### Records provided
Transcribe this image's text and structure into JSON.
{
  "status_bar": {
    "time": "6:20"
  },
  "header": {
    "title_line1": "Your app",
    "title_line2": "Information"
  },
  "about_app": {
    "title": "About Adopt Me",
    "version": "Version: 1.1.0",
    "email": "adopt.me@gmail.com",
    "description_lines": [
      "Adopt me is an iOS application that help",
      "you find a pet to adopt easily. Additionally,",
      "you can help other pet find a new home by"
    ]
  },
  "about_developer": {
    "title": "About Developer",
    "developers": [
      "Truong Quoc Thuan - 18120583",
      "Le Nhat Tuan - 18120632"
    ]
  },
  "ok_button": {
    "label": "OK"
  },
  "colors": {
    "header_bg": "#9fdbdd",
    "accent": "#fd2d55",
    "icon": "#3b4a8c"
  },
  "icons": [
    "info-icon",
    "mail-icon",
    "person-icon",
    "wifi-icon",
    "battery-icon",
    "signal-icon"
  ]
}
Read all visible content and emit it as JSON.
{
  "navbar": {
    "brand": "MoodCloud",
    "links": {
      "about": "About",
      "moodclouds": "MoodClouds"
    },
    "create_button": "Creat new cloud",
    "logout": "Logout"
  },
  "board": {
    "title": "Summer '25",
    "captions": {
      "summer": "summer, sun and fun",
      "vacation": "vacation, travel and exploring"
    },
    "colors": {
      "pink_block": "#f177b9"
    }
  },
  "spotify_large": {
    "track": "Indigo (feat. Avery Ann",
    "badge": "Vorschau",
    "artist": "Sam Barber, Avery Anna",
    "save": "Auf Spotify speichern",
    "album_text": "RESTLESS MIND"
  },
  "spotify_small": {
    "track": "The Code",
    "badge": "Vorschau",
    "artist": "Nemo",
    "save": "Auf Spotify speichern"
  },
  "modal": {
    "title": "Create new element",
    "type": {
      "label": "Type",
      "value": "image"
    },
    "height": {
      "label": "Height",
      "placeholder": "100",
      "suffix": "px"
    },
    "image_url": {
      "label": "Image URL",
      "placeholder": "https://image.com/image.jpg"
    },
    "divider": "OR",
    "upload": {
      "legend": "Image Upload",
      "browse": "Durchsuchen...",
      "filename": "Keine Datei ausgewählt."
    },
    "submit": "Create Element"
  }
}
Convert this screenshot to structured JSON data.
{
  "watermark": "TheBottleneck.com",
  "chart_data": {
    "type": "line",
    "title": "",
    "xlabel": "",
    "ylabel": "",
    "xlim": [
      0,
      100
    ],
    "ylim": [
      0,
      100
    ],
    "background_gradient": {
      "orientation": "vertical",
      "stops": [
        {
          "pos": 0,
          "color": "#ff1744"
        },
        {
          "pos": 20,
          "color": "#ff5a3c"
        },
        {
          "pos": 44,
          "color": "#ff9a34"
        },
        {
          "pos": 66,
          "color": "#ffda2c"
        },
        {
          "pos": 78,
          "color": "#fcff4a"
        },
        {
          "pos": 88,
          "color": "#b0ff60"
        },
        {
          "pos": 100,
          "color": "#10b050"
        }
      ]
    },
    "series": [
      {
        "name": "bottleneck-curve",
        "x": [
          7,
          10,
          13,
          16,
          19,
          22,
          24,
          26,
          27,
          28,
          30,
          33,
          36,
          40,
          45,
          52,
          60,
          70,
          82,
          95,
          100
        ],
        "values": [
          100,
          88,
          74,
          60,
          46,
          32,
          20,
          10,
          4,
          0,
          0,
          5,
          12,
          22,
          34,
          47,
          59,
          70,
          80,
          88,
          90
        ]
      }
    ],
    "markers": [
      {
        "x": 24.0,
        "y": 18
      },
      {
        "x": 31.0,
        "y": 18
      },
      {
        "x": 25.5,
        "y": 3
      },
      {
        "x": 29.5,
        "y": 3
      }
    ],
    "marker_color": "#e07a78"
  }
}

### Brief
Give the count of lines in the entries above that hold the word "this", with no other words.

### Result
2